Most previous work on artificial curiosity (AC) and intrinsic motivation focuses on basic concepts and theory. Experimental results are generally limited to toy scenarios, such as navigation in a simulated maze, or control of a simple mechanical system with one or two degrees of freedom. To study AC in a more realistic setting, we embody a curious agent in the complex iCub humanoid robot. Our novel reinforcement learning (RL) framework consists of a state-of-the-art, low-level, reactive control layer, which controls the iCub while respecting constraints, and a high-level curious agent, which explores the iCub's state-action space through information gain maximization, learning a world model from experience, controlling the actual iCub hardware in real-time. To the best of our knowledge, this is the first ever embodied, curious agent for real-time motion planning on a humanoid. We demonstrate that it can learn compact Markov models to represent large regions of the iCub's configuration space, and that the iCub explores intelligently, showing interest in its physical constraints as well as in objects it finds in its environment.
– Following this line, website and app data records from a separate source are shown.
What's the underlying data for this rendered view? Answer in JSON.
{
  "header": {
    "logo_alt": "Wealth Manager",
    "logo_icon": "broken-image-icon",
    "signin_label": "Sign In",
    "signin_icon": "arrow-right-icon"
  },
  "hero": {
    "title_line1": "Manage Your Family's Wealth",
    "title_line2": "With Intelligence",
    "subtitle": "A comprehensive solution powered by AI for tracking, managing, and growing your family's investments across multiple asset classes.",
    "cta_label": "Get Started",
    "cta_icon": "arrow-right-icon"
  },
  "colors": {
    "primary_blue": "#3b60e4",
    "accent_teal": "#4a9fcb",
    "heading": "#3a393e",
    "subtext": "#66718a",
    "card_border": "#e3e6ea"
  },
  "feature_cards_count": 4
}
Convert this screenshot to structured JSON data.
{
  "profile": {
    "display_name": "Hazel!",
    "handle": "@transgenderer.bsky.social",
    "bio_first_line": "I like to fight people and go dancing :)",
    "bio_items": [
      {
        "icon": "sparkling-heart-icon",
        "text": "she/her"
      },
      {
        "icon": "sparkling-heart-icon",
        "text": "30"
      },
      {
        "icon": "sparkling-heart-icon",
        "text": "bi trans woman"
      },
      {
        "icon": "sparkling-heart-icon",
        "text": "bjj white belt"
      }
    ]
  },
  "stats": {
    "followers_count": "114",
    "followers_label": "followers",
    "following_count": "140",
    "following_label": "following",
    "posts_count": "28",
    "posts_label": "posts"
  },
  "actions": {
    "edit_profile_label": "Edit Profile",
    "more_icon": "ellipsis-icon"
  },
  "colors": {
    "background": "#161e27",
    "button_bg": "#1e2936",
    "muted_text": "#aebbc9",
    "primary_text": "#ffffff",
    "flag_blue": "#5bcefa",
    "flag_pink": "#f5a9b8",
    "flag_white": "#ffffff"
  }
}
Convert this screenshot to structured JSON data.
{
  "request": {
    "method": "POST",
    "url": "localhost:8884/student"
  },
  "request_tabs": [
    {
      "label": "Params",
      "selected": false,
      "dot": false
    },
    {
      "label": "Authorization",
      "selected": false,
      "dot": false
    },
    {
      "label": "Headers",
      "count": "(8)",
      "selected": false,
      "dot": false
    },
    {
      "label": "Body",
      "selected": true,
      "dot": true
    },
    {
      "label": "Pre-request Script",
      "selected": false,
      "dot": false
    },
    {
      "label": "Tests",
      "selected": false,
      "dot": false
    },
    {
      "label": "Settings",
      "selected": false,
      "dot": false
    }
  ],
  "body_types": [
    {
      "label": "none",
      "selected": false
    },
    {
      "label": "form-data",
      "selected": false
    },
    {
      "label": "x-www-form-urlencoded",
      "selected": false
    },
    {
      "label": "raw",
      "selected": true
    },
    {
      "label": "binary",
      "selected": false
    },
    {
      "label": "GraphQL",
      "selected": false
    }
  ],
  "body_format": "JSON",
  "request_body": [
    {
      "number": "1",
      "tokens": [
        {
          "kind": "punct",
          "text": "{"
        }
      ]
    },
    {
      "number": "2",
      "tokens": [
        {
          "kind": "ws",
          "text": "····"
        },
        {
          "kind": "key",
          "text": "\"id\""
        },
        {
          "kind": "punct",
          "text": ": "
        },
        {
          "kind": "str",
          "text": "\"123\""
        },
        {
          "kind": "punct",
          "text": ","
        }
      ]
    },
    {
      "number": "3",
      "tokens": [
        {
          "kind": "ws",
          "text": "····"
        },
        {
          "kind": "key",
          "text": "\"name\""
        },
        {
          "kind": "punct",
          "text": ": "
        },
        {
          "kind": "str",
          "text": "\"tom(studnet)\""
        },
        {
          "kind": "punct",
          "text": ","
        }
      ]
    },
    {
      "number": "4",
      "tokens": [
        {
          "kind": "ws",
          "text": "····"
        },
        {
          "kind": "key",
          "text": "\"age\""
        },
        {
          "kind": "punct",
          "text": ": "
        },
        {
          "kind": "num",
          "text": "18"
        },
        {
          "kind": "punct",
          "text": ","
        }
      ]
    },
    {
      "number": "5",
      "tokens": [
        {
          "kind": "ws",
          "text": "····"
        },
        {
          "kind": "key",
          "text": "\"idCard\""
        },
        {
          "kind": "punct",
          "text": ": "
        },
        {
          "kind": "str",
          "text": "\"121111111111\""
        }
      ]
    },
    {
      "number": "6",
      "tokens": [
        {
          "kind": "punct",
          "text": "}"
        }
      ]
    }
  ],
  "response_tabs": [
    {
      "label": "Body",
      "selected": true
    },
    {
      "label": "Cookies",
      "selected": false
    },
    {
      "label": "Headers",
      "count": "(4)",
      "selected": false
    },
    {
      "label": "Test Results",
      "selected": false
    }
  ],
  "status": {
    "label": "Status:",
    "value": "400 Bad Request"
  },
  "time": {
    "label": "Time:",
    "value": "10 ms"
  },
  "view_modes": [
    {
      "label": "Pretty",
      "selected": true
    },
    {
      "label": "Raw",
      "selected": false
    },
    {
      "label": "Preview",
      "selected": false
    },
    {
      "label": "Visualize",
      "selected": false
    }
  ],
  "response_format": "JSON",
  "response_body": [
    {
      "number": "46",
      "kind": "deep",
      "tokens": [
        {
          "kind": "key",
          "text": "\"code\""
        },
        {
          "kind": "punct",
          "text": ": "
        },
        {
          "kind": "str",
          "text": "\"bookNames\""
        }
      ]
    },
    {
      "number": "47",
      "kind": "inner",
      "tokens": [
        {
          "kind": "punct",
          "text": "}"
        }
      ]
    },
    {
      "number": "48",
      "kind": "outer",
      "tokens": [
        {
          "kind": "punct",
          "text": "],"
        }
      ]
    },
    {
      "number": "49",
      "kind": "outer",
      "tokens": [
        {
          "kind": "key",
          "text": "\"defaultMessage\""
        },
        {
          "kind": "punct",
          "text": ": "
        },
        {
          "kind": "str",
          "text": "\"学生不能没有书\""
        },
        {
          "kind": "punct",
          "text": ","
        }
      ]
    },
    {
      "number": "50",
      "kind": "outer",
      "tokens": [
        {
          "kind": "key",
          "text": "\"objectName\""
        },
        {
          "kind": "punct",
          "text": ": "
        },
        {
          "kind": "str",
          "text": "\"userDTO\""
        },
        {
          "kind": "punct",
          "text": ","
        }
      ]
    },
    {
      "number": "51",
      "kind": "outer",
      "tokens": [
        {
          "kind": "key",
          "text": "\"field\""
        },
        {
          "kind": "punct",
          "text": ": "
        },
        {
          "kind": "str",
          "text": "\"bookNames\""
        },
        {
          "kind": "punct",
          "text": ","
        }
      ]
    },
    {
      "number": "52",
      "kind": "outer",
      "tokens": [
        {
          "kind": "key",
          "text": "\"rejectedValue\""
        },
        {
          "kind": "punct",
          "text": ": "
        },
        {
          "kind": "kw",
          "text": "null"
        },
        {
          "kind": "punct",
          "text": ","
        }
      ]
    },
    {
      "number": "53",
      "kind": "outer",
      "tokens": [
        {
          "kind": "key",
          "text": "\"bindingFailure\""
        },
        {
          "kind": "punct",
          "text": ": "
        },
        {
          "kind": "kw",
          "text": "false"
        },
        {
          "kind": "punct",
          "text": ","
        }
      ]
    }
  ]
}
Keywords: artificial curiosity, intrinsic motivation, reinforcement learning, humanoid, iCub, embodied AI
Citation: Frank M, Leitner J, Stollenga M, Förster A and Schmidhuber J (2014) Curiosity driven reinforcement learning for motion planning on humanoids. Front. Neurorobot. 7:25. doi: 10.3389/fnbot.2013.00025
Received: 05 July 2013; Accepted: 04 December 2013;
Published online: 06 January 2014.
Edited by:Gianluca Baldassarre, Italian National Research Council, Italy
Reviewed by:Anthony F. Morse, University of Skövde, Sweden
Copyright © 2014 Frank, Leitner, Stollenga, Förster and Schmidhuber. This is an open-access article distributed under the terms of the Creative Commons Attribution License (CC BY). The use, distribution or reproduction in other forums is permitted, provided the original author(s) or licensor are credited and that the original publication in this journal is cited, in accordance with accepted academic practice. No use, distribution or reproduction is permitted which does not comply with these terms.
*Correspondence: Mikhail Frank, Dalle Molle Institute for Artificial Intelligence, Galleria 2, CH-6928 Manno-Lugano, Switzerland e-mail: firstname.lastname@example.org